Telecom, the country's biggest telephone company, fell 0.9% to $2.21 after a Commerce Commission report found broadband speeds are 20% faster when accessed through unbundled local loop services than through Telecom’s regular wholesale offering.
Pumpkin Patch Ltd., the children's clothing retailer, fell 2.5% to $1.59, pacing decliner on the bourse. Rakon Ltd., the maker of crystal oscillators used in cellphones and GPS units, fell 2.4% to $1.20, New Zealand Oil & Gas Ltd., the energy exploration and production company, fell 2.3% to 84 cents, and Fisher & Paykel Appliances Holdings, the whiteware manufacturer, fell 1.9% to 51 cents.
Comvita fell 6.3% to $1.50 after the Patents Country Court in the U.K. dealt the medical honey products developer a double blow after it ruled against the company in an infringement case and declared its wounds treatment patent invalid.
Comvita has been fighting an intellectual property infringement battled against Brightwake, which markets a honey-based wound care product in the U.K. that the company says violates a well-established patent granted in the U.K., U.S., New Zealand and Australia. Comvita has spent $2 million so far defending the patent.
Wrightson, the rural services group, rose 6.8% to 47 cents, recouping some of the ground it lost last week when it revised its earnings forecast downwards. Full year net profit is expected to come in between $15 million and $18 million, compared with $23 million earned previously.
Fletcher Building Ltd., the country's biggest construction company, was unchanged at $7.73 after takeover target Crane Group urged shareholders to reject the company's hostile bid, saying the offer was “inadequate and undervalues the company.” Fletcher has offer A$9.35 a share offer made up of A$3.43 cash and one Fletcher share.
Separately, Fletcher announced reached an out-of-court settlement with Cerberus Capital Management LP over $50 million of milestone payments stemming from the 2007 purchase of the Formica laminated board business.

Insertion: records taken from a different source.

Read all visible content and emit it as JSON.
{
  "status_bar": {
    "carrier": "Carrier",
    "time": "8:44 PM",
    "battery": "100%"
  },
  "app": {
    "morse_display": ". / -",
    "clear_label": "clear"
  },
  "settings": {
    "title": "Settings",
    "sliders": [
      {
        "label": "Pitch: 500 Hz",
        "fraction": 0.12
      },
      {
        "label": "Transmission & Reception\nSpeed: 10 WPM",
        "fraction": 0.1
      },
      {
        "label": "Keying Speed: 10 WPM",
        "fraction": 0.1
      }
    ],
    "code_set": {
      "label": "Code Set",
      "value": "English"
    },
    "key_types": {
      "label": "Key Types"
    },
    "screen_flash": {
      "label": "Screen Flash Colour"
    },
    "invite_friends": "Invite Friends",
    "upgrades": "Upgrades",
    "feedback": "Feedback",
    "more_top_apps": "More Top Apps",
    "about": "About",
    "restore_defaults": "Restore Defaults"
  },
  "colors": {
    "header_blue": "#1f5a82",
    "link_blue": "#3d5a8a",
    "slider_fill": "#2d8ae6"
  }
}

Michael Hill international Ltd., the jewellery manufacturer and wholesaler, rose 2.4% to 87 cents after family of the company's founder renewed its attempt to take control of the chain, offering a 6% premium to take its holding to 50.2% from 47.6%.
Durante Holdings, an Australian incorporated company set up to acquire the shares of the Hill family's trusts, plans to offer 90 cents a share for 5% of Michael Hill.
"If too many shareholders look to accept there will be heavy scaling which is why price hasn't reach the offer," Williamson said. "Overall this shows the level of confidence the family has in the company."
Air New Zealand Ltd. rose 1.4% to $1.49 after the national carrier reported an 11% gain in passenger volumes last month from a year earlier, suggesting demand is returning to levels before the global financial crisis.
Metlifecare was unchanged at $2.25 after the company agreed to sell its Merivale Retirement Village in Christchurch to a group of private South Island investors for $26 million, using the proceeds to repay debt.
The sale will leave the company with just one South Island retirement village, Oakwoods, in the Nelson suburb of Richmond.